Data entries:
·····
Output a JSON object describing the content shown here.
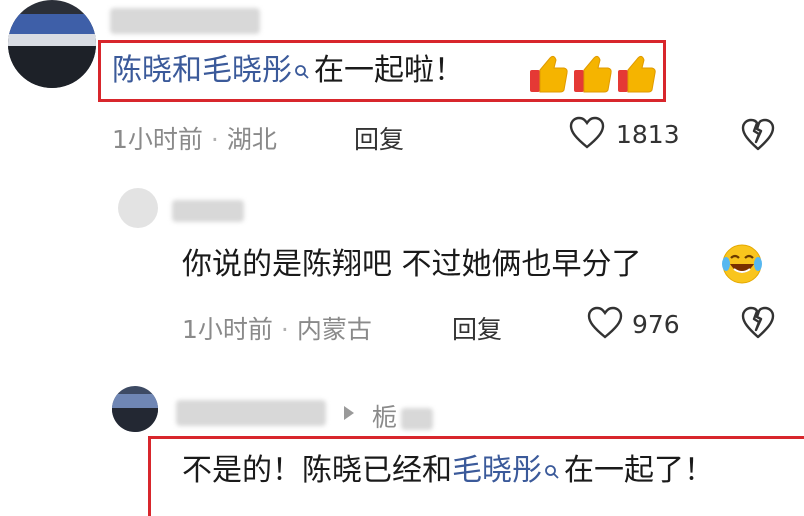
{
  "comment1": {
    "text_link": "陈晓和毛晓彤",
    "text_rest": "在一起啦！",
    "time": "1小时前",
    "location": "湖北",
    "reply_label": "回复",
    "like_count": "1813",
    "emoji": [
      "thumbs-up",
      "thumbs-up",
      "thumbs-up"
    ]
  },
  "reply1": {
    "text": "你说的是陈翔吧 不过她俩也早分了",
    "emoji": "laughing-tears",
    "time": "1小时前",
    "location": "内蒙古",
    "reply_label": "回复",
    "like_count": "976"
  },
  "reply2": {
    "reply_to": "栀",
    "text_before": "不是的！陈晓已经和",
    "text_link": "毛晓彤",
    "text_after": "在一起了！"
  },
  "colors": {
    "highlight_box": "#d8262c",
    "link": "#3b5a9a",
    "meta": "#8a8a8a"
  }
}
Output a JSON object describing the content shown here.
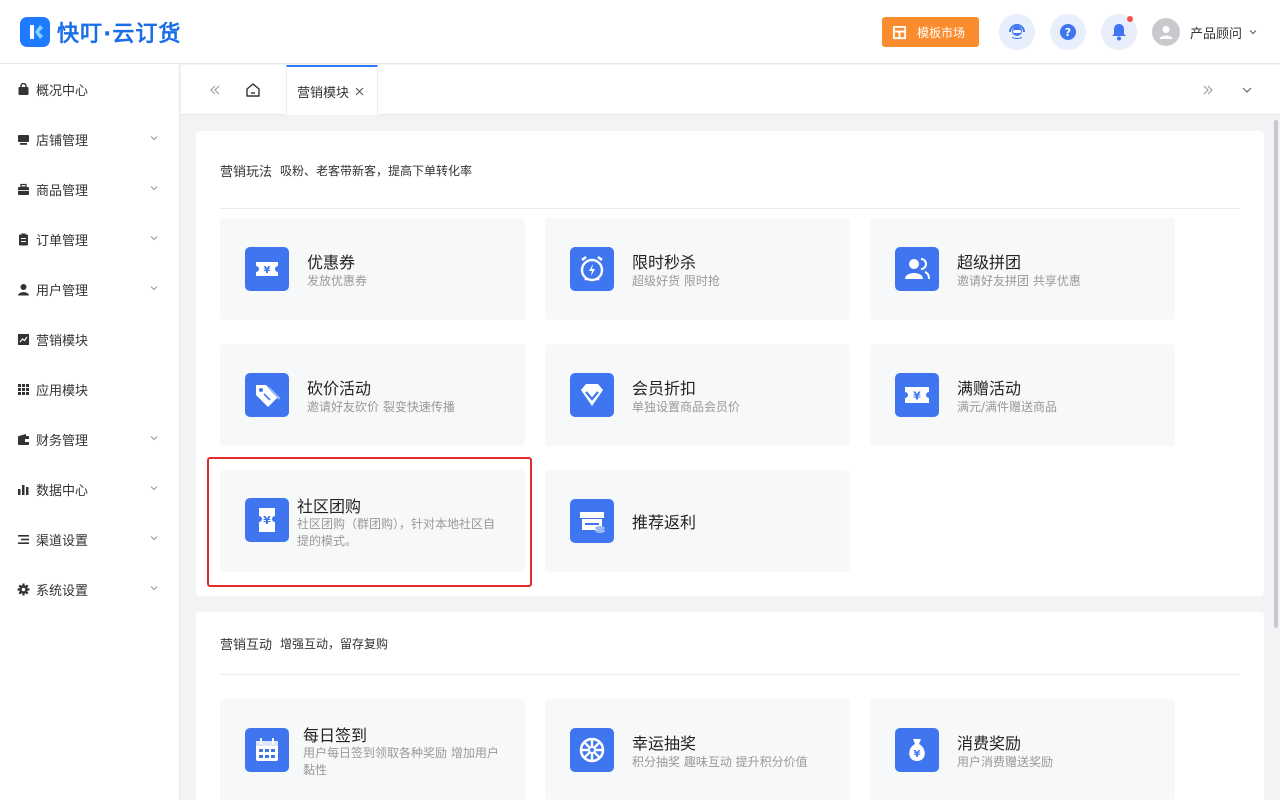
{
  "header": {
    "brand": "快叮·云订货",
    "market_label": "模板市场",
    "user_name": "产品顾问"
  },
  "sidebar": {
    "items": [
      {
        "label": "概况中心",
        "icon": "bag-icon",
        "has_caret": false
      },
      {
        "label": "店铺管理",
        "icon": "store-icon",
        "has_caret": true
      },
      {
        "label": "商品管理",
        "icon": "briefcase-icon",
        "has_caret": true
      },
      {
        "label": "订单管理",
        "icon": "clipboard-icon",
        "has_caret": true
      },
      {
        "label": "用户管理",
        "icon": "user-icon",
        "has_caret": true
      },
      {
        "label": "营销模块",
        "icon": "trend-chart-icon",
        "has_caret": false
      },
      {
        "label": "应用模块",
        "icon": "grid-icon",
        "has_caret": false
      },
      {
        "label": "财务管理",
        "icon": "wallet-icon",
        "has_caret": true
      },
      {
        "label": "数据中心",
        "icon": "bar-chart-icon",
        "has_caret": true
      },
      {
        "label": "渠道设置",
        "icon": "list-icon",
        "has_caret": true
      },
      {
        "label": "系统设置",
        "icon": "gear-icon",
        "has_caret": true
      }
    ]
  },
  "tabs": {
    "active_label": "营销模块"
  },
  "sections": [
    {
      "title": "营销玩法",
      "subtitle": "吸粉、老客带新客，提高下单转化率",
      "tiles": [
        {
          "title": "优惠券",
          "desc": "发放优惠券",
          "icon": "coupon-icon"
        },
        {
          "title": "限时秒杀",
          "desc": "超级好货 限时抢",
          "icon": "alarm-clock-icon"
        },
        {
          "title": "超级拼团",
          "desc": "邀请好友拼团 共享优惠",
          "icon": "group-users-icon"
        },
        {
          "title": "砍价活动",
          "desc": "邀请好友砍价 裂变快速传播",
          "icon": "price-tag-icon"
        },
        {
          "title": "会员折扣",
          "desc": "单独设置商品会员价",
          "icon": "diamond-icon"
        },
        {
          "title": "满赠活动",
          "desc": "满元/满件赠送商品",
          "icon": "gift-ticket-icon"
        },
        {
          "title": "社区团购",
          "desc": "社区团购（群团购），针对本地社区自提的模式。",
          "icon": "community-ticket-icon"
        },
        {
          "title": "推荐返利",
          "desc": "",
          "icon": "shop-coins-icon"
        }
      ]
    },
    {
      "title": "营销互动",
      "subtitle": "增强互动，留存复购",
      "tiles": [
        {
          "title": "每日签到",
          "desc": "用户每日签到领取各种奖励 增加用户黏性",
          "icon": "calendar-icon"
        },
        {
          "title": "幸运抽奖",
          "desc": "积分抽奖 趣味互动 提升积分价值",
          "icon": "lucky-wheel-icon"
        },
        {
          "title": "消费奖励",
          "desc": "用户消费赠送奖励",
          "icon": "money-bag-icon"
        }
      ]
    }
  ],
  "colors": {
    "primary": "#3f76f0",
    "accent_orange": "#fb8c2e",
    "highlight_red": "#e22b2b"
  }
}
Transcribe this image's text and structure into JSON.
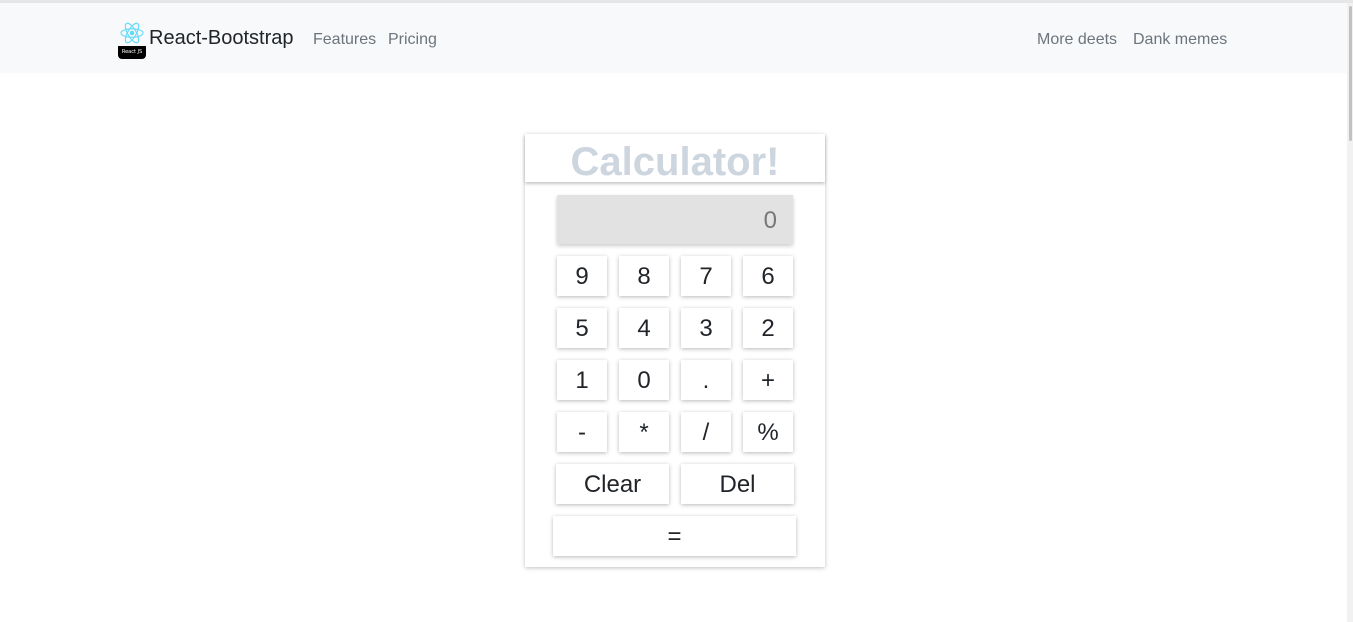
{
  "navbar": {
    "brand": "React-Bootstrap",
    "logo_badge": "React JS",
    "links_left": [
      "Features",
      "Pricing"
    ],
    "links_right": [
      "More deets",
      "Dank memes"
    ]
  },
  "calculator": {
    "title": "Calculator!",
    "display_value": "0",
    "keys": {
      "k9": "9",
      "k8": "8",
      "k7": "7",
      "k6": "6",
      "k5": "5",
      "k4": "4",
      "k3": "3",
      "k2": "2",
      "k1": "1",
      "k0": "0",
      "dot": ".",
      "plus": "+",
      "minus": "-",
      "multiply": "*",
      "divide": "/",
      "percent": "%",
      "clear": "Clear",
      "del": "Del",
      "equals": "="
    }
  },
  "colors": {
    "navbar_bg": "#f8f9fa",
    "title_color": "#cdd5de",
    "display_bg": "#e2e2e2",
    "react_logo": "#61dafb"
  }
}
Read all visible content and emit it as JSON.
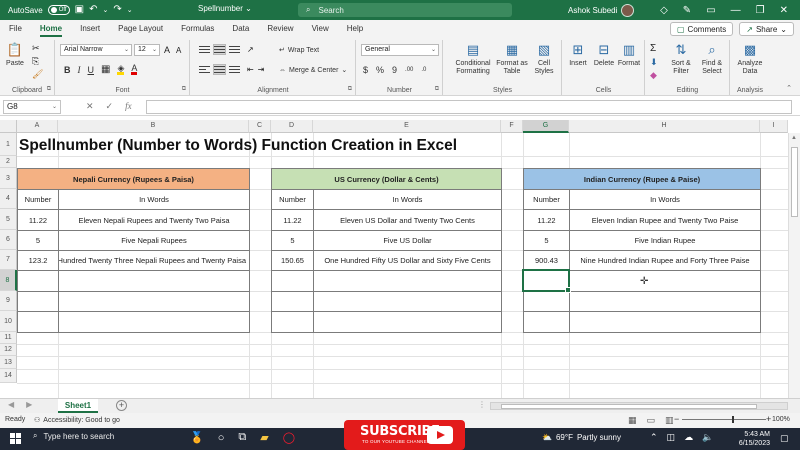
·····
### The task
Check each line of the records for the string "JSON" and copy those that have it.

### Result
Output a JSON object describing the content shown here.
Output a JSON object describing the content shown here.
Transcribe this image's text and structure into JSON.
Read all visible content and emit it as JSON.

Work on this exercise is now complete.